I like how the dust effects turned out. I did them by letting the ink on the brush run out, and then brushing the particles that remained onto the paper. The end result does kind of look like dust, even if it is arranged in a weird way.
This one was based on a dream I had. I had adopted a woolly fox, lighter in color than this one, as a type of pet. My dream ended after the fox’s bodily functions left a mess on the floor.
It’s wonderful what ink can imply. I know that I intended the orbs above the fox to be snowflakes and the moon, but what did you see? What are the things rising in the background, and what are those lines in the foreground? Not even I’m sure of the answer. But the biggest question I have is if you noticed that I forgot to draw the fox’s left legs.
I drew some more dragons. I did something different with this picture: I sketched out the figures in pencil, and then drew over the figures with ink brushes. I used the pencils more as suggestions than anything, with a couple of the figures being completely different places that their pencil figures were.
As for the dragons themselves, even though I made each one have a completely different body, I made sure that they all had elements in common. Namely, I made sure that each one had a ridge of plates going down the back of their necks, and they all had a mane of hair. I believe this gives them all a bit of unity, and implies something about why these particular dragons are all together.
Here’s something I drew to celebrate finding my ink. I wanted to try just sitting down and drawing again, and I felt like drawing some dragons. I don’t like how the dragon in the foreground turned out; it seems that ink brushes don’t do well with that kind of detail.
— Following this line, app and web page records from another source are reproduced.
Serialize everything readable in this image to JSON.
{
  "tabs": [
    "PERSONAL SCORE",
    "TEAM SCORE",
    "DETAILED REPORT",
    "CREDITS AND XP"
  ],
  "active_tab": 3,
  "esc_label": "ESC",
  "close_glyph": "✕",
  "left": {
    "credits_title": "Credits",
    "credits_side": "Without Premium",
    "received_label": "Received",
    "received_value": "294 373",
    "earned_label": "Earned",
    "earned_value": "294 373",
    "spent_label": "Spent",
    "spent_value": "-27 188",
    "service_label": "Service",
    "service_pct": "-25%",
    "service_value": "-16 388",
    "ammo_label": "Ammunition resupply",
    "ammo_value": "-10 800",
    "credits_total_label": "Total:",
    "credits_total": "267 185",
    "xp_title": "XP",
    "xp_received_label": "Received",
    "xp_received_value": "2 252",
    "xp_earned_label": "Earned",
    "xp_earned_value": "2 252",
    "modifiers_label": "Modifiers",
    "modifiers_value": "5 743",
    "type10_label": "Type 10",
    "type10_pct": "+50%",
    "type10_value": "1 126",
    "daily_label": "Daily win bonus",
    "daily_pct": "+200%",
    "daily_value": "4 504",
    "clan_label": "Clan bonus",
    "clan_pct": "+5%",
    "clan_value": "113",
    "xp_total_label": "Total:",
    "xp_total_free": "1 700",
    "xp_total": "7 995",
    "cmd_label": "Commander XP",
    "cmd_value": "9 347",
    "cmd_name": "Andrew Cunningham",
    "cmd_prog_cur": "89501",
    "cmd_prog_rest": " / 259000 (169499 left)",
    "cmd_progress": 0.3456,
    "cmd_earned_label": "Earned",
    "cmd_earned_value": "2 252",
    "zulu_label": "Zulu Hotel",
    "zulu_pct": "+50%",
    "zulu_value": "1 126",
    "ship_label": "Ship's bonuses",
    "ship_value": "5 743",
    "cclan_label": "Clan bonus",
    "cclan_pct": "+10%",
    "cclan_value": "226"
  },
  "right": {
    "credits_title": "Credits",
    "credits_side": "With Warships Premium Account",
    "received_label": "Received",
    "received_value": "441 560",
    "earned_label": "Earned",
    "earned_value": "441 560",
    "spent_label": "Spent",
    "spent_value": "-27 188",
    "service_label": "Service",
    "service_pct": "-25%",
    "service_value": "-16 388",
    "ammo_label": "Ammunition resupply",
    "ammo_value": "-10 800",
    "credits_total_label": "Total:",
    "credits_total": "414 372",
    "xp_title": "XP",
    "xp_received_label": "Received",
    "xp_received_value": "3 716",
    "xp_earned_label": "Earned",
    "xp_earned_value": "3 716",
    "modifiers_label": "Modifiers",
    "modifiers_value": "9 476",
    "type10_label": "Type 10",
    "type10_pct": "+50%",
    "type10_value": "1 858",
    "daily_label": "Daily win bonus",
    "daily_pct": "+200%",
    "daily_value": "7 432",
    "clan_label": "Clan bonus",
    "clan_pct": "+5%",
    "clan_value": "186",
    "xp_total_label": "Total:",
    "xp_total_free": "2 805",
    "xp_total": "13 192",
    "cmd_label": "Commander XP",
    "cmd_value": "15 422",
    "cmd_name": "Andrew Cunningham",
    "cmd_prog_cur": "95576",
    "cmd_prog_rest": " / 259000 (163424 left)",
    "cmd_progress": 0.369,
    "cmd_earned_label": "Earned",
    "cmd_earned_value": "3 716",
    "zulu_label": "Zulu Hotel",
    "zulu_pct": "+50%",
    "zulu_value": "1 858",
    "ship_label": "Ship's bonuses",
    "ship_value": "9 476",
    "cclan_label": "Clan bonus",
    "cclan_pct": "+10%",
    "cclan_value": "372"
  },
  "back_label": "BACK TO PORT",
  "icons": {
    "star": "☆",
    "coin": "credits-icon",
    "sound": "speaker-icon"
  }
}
I concentrated on the overall silhouette with the other dragons, and I think they came out much better.